“Don’t Look Now” (Italian: A Venezia… un Dicembre rosso shocking) is a 1973 independent British-Italian film directed by Nicolas Roeg. It is a thriller adapted from the short story by Daphne du Maurier. Julie Christie and Donald Sutherland portray a married couple who travel to Venice following the recent accidental death of their daughter, after the husband accepts a commission to restore a church. They encounter two sisters, one of whom claims to be clairvoyant and informs them that their daughter is trying to contact them and warn them of danger. The husband at first dismisses their claims, but starts to experience mysterious sightings himself. The score was written by Pino Donaggio.
Italian film music in general and especially the scores written in the 60s and 70s or 80s represents for me the pinnacle of romantic film music; there is nothing more beautiful and intimate than a score written by an Italian composer and I’m not even only referring to legends like Morricone, Donaggio, Rota or Cipriani; there is something in the Italian school of film music that’s unparalleled and I’ve been toying for years with the idea of launching a site dedicated only to Italian film music. Maybe I will someday. For now let’s focus on this score and on the opening cue “I Colori Di Dicembere (Laura’s Theme)” which is the vocal rendition of the main theme, another thing specific and delightful in Italian scores. It’s not my favourite voice Edda Del’Orso but Iva Zanicchi who sings with the same heartbreak and passion that’s common for the women of that country.
This story isn’t romantic or light, of course, but no matter what the topic you will find a romantic theme in an Italian movie score because it’s in the nature and blood of the composers to write like that. “Laura’s theme” is candid and “John’s theme (love scene)” is an even more innocent piano and flute theme; for me the sound of the flute is the ultimate representation of tenderness in a cue. That warmth is quite suddenly replaced though by ice cold chills in “Christine is dead” which is a dark string based cue that makes me think of Alfred Hitchcock movies. This duality works very well in “Don’t look now”: the romance alternates with the thick suspense and I get the feeling of a proper musical story.
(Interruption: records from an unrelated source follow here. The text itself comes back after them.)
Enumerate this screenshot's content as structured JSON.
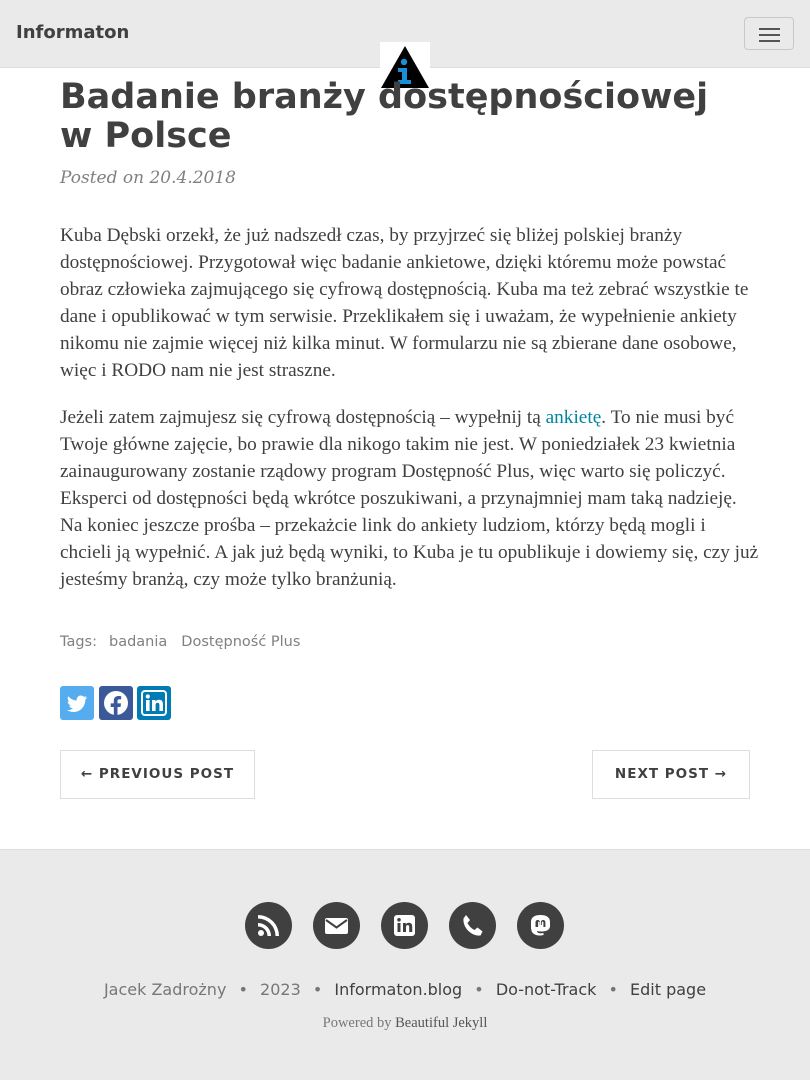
{
  "navbar": {
    "brand": "Informaton"
  },
  "post": {
    "title": "Badanie branży dostępnościowej w Polsce",
    "meta": "Posted on 20.4.2018",
    "paragraph1": "Kuba Dębski orzekł, że już nadszedł czas, by przyjrzeć się bliżej polskiej branży dostępnościowej. Przygotował więc badanie ankietowe, dzięki któremu może powstać obraz człowieka zajmującego się cyfrową dostępnością. Kuba ma też zebrać wszystkie te dane i opublikować w tym serwisie. Przeklikałem się i uważam, że wypełnienie ankiety nikomu nie zajmie więcej niż kilka minut. W formularzu nie są zbierane dane osobowe, więc i RODO nam nie jest straszne.",
    "paragraph2_before_link": "Jeżeli zatem zajmujesz się cyfrową dostępnością – wypełnij tą ",
    "paragraph2_link": "ankietę",
    "paragraph2_after_link": ". To nie musi być Twoje główne zajęcie, bo prawie dla nikogo takim nie jest. W poniedziałek 23 kwietnia zainaugurowany zostanie rządowy program Dostępność Plus, więc warto się policzyć. Eksperci od dostępności będą wkrótce poszukiwani, a przynajmniej mam taką nadzieję. Na koniec jeszcze prośba – przekażcie link do ankiety ludziom, którzy będą mogli i chcieli ją wypełnić. A jak już będą wyniki, to Kuba je tu opublikuje i dowiemy się, czy już jesteśmy branżą, czy może tylko branżunią."
  },
  "tags": {
    "label": "Tags:",
    "items": [
      "badania",
      "Dostępność Plus"
    ]
  },
  "share": {
    "icons": [
      "twitter-icon",
      "facebook-icon",
      "linkedin-icon"
    ],
    "colors": {
      "twitter": "#55acee",
      "facebook": "#3b5998",
      "linkedin": "#007bb5"
    }
  },
  "pager": {
    "previous": "← PREVIOUS POST",
    "next": "NEXT POST →"
  },
  "footer": {
    "icons": [
      "rss-icon",
      "email-icon",
      "linkedin-icon",
      "phone-icon",
      "mastodon-icon"
    ],
    "author": "Jacek Zadrożny",
    "year": "2023",
    "sep": "•",
    "links": [
      "Informaton.blog",
      "Do-not-Track",
      "Edit page"
    ],
    "powered_prefix": "Powered by ",
    "powered_link": "Beautiful Jekyll"
  },
  "colors": {
    "text": "#404040",
    "link": "#0085a1",
    "navbar_bg": "#eaeaea",
    "footer_bg": "#eaeaea"
  }
}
Nothing beats the main theme though, “I colori di dicembre” (or “Laura’s theme”) which awakens every fibre of Italian music nostalgia in me. It’s everything I could wish or hope for, with love, passion and emotion to spare; I love how this theme blends into “Searching for Laura” which is a frantic string chase cue that gets my adrenaline pumping.
There’s really nothing I could ask more from a 70s thriller score, especially one written by Pink Donaggio; the standalone listening experience is as rewarding and intense as the movie itself with the mix of romance, tension and action. Even more than 40 years later the music stays meaningful and enjoyable; “Don’t look now” hasn’t aged a bit and discovering it today will be just as pleasant as listening to it in context for the first time.
Cue rating: 94 / 100
Total minutes of excellence: 22 / 34
Album excellence: 65%
I Colori Di Dicembere (Laura’s Theme) (Vocal Version) (Iva Zanicchi)
Christine Is Dead
John’s Theme (Love Scene)
John’s Theme (Laura Leaves Venice)
I Colori Di Dicembre (Laura’s Theme I)
Searching For Laura (Pt.1)
I Colori Di Dicembre (Laura’s Theme II)
Searching For Laura (Pt.2)
Laura Comes Back
I Colori Di Dicembere (Laura’s Theme: The Last Farewell)